Category Activity Number Length Student Hours Comment
Structured Guided LearningLecture materials361:0036:00Non-Synchronous Activities
Scheduled Learning And Teaching ActivitiesLecture91:009:00Synchronous On-Line Material
Scheduled Learning And Teaching ActivitiesLecture91:009:00Present in Person
Guided Independent StudyAssessment preparation and completion301:0030:00Completion of in course assessments
Structured Guided LearningStructured non-synchronous discussion181:0018:00Non Synchronous Discussion of Lecture Material
Scheduled Learning And Teaching ActivitiesDrop-in/surgery41:004:00Office Hour or Discussion Board Activity
Guided Independent StudyIndependent study941:0094:00Lecture preparation, background reading, course review
Teaching Rationale And Relationship

Non-synchronous online materials are used for the delivery of theory and explanation of methods, illustrated with examples, and for giving general feedback on assessed work. Present-in-person and synchronous online sessions are used to help develop the students’ abilities at applying the theory to solving problems and to identify and resolve specific queries raised by students, and to allow students to receive individual feedback on marked work. Students who cannot attend a present-in-person session will be provided with an alternative activity allowing them to access the learning outcomes of that session. In addition, office hours/discussion board activity will provide an opportunity for more direct contact between individual students and the lecturer: a typical student might spend a total of one or two hours over the course of the module, either individually or as part of a group.
Alternatives will be offered to students unable to be present-in-person due to the prevailing C-19 circumstances.
Student’s should consult their individual timetable for up-to-date delivery information.

Assessment Methods

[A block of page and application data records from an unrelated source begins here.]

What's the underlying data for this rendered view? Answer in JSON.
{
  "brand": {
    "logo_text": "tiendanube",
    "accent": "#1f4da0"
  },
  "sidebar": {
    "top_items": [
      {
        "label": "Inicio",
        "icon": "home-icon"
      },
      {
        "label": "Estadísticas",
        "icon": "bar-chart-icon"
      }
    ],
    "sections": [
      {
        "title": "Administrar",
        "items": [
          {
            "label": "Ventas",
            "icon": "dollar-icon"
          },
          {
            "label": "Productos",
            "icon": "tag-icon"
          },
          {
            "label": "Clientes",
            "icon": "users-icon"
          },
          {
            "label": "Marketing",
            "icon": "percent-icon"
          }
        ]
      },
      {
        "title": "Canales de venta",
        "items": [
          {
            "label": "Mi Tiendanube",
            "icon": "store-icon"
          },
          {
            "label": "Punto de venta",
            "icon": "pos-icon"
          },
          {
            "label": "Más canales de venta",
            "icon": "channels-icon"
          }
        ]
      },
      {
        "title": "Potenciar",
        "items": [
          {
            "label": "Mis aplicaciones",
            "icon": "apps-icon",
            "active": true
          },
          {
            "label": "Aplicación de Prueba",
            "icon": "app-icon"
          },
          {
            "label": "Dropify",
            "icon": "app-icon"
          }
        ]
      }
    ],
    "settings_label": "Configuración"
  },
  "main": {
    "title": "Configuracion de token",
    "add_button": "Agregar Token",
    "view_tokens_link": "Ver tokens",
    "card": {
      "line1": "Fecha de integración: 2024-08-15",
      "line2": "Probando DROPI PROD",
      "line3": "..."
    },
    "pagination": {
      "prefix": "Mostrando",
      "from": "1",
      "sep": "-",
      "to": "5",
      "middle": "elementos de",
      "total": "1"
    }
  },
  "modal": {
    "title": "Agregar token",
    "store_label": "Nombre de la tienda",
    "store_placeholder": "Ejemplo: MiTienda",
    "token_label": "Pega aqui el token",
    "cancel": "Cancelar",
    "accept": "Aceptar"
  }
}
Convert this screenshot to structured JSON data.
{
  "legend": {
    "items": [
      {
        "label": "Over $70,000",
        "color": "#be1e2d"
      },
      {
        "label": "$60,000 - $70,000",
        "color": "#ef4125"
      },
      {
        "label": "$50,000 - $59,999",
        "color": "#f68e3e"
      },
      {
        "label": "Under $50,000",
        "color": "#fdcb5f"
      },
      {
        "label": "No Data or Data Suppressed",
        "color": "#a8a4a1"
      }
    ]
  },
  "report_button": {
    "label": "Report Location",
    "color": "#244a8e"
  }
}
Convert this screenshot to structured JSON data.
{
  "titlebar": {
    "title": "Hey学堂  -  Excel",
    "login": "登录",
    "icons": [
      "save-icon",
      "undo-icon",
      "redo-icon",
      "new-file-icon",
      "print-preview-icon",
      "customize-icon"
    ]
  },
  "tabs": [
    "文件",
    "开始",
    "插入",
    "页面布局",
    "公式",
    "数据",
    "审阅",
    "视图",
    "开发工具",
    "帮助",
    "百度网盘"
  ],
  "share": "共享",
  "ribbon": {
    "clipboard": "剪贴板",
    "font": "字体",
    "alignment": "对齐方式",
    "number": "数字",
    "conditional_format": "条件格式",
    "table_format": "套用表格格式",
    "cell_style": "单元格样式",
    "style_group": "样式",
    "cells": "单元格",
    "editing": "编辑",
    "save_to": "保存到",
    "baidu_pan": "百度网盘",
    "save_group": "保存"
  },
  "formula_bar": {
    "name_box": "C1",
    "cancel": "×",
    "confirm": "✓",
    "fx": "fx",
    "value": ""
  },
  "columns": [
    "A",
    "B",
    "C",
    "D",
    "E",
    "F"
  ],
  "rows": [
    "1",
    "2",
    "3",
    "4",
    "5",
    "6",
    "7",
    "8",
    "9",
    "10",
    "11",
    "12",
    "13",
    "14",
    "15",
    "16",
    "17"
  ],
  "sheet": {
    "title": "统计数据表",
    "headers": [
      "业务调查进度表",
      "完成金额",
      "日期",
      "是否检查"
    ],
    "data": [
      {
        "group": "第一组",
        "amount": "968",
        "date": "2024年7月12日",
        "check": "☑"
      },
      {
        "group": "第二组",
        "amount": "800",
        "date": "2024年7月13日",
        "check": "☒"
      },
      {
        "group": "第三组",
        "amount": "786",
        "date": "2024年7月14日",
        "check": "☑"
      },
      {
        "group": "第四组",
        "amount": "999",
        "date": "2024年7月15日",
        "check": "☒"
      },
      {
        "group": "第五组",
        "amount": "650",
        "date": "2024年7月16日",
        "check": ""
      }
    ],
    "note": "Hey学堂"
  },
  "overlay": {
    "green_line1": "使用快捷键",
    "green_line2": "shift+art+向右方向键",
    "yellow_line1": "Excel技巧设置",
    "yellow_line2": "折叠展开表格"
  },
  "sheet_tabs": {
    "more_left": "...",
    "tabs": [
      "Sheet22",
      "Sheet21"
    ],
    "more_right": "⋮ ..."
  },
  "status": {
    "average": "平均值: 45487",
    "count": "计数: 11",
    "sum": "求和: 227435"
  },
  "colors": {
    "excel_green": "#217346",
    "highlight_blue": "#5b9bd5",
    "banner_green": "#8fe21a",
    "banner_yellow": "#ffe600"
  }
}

Please note that module leaders are reviewing the module teaching and assessment methods for Semester 2 modules, in light of the Covid-19 restrictions. There may also be a few further changes to Semester 1 modules. Final information will be available by the end of August 2020 in for Semester 1 modules and the end of October 2020 for Semester 2 modules.

The format of resits will be determined by the Board of Examiners

Description Length Semester When Set Percentage Comment
Written Examination1202A80Alternative assessment - in class test
Other Assessment
Description Semester When Set Percentage Comment
Written exercise1M10written exercises
Written exercise2M10written exercises
Assessment Rationale And Relationship

A substantial formal examination is appropriate for the assessment of the material in this module. The course assessments will allow the students to develop their problem solving techniques, to practise the methods learnt in the module, to assess their progress and to receive feedback; these assessments have a secondary formative purpose as well as their primary summative purpose.

Reading Lists